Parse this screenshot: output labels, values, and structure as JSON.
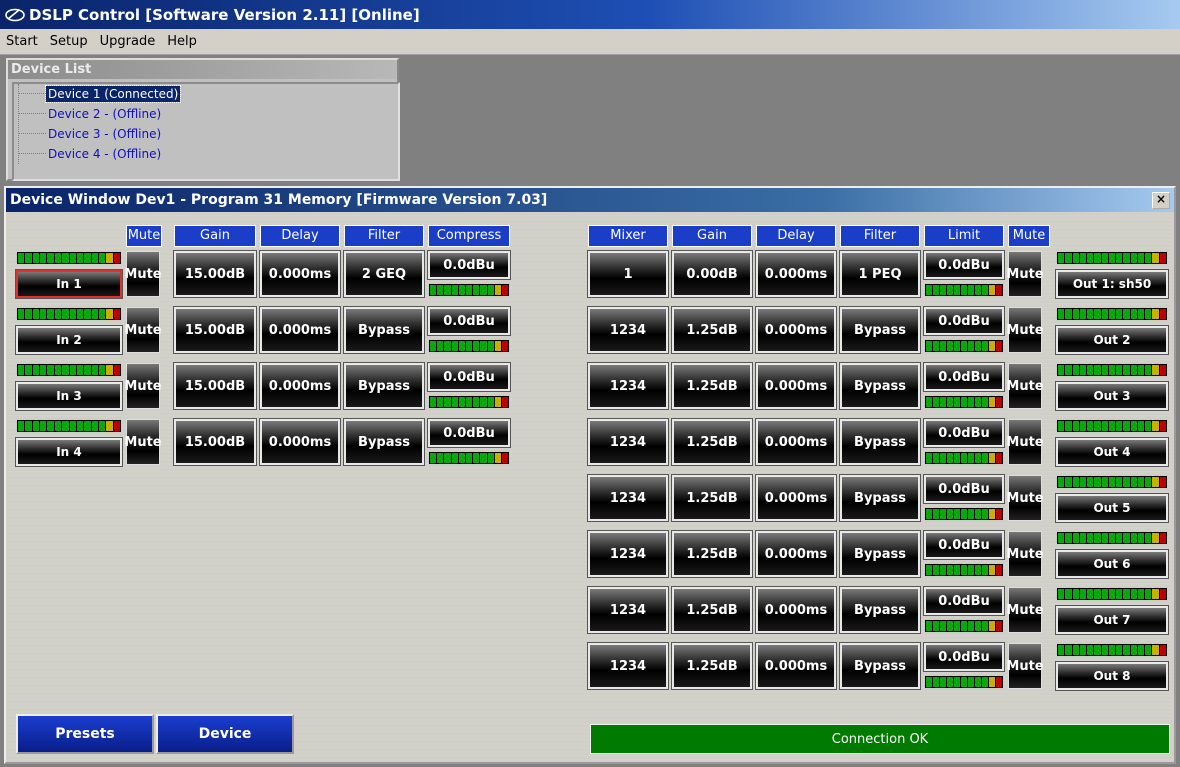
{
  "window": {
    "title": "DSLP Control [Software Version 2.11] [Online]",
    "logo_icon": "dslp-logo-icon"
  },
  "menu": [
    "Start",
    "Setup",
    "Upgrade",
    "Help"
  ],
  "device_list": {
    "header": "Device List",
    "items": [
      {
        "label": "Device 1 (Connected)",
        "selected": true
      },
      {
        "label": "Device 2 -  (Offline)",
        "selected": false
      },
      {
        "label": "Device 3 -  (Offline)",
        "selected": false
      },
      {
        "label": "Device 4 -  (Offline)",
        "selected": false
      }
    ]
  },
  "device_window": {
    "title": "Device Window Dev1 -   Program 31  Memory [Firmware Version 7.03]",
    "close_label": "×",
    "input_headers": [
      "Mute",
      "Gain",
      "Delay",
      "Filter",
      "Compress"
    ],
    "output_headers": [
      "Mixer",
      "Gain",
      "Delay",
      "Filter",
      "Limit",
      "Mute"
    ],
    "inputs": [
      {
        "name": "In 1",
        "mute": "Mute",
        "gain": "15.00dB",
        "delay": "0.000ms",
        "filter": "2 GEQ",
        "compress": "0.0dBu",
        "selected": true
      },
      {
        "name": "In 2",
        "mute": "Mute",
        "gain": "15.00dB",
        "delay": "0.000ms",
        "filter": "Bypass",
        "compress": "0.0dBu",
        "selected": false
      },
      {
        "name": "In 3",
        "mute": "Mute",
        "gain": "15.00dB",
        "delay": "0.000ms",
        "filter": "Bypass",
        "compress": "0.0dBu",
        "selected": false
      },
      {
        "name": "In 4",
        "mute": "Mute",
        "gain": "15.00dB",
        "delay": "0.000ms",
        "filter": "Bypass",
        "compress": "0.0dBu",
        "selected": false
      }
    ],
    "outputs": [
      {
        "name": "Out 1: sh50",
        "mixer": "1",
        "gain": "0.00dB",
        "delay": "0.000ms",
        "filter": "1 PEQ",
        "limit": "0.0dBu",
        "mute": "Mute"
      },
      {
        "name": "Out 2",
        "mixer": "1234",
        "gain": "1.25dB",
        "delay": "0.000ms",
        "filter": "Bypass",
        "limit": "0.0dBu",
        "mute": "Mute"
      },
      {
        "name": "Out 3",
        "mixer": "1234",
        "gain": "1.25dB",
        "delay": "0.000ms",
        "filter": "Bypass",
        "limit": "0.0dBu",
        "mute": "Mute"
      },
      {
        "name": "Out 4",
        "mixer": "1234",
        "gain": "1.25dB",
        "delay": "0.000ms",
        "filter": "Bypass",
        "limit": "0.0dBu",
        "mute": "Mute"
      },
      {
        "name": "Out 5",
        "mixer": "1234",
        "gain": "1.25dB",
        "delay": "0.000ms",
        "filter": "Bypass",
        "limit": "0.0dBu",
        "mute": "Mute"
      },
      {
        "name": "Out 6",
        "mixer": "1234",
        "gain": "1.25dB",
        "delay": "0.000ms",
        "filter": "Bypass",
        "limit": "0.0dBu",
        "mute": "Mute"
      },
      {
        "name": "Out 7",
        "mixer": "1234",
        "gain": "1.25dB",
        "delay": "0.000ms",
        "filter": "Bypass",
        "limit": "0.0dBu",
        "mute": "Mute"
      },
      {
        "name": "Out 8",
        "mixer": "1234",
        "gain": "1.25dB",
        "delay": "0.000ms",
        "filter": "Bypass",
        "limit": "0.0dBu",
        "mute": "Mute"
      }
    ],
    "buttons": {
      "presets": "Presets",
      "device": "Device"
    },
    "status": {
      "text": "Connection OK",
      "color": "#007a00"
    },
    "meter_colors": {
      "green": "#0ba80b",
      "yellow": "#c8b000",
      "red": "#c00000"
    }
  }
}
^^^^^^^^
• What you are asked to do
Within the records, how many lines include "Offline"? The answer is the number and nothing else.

• Completed task
3